→ **Problem to solve**
Return, from the data below, each line that contains the word "over".

→ **Available records**
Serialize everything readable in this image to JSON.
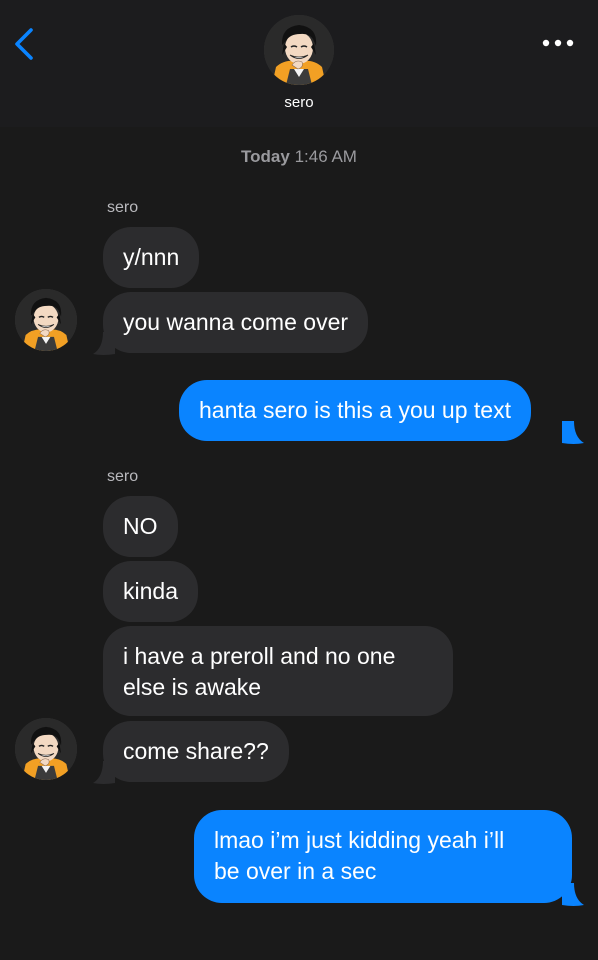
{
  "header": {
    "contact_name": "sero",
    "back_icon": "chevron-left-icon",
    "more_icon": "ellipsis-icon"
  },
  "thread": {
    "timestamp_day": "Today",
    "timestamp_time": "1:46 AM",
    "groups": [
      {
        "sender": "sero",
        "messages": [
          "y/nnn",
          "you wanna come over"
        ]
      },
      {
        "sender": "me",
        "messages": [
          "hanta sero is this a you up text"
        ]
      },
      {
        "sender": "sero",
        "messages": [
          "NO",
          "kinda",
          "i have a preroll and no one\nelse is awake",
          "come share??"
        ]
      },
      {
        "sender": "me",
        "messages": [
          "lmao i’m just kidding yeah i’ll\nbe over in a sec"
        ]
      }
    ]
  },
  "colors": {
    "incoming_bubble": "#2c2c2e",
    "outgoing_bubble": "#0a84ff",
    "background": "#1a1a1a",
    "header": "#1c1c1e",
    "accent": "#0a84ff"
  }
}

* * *

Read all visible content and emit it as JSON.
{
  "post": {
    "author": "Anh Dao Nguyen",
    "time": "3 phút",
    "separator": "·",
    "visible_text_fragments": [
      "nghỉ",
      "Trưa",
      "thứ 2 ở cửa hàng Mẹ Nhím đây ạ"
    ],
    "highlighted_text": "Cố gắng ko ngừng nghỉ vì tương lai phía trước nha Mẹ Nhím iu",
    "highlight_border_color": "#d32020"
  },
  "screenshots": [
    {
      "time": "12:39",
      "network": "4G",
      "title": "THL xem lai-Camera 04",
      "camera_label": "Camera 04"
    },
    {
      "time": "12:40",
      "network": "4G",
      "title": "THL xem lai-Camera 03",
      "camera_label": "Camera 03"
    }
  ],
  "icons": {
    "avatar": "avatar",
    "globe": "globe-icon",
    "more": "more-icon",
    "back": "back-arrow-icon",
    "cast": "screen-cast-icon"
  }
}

→ **Problem solution**
          "you wanna come over"
          "lmao i’m just kidding yeah i’ll\nbe over in a sec"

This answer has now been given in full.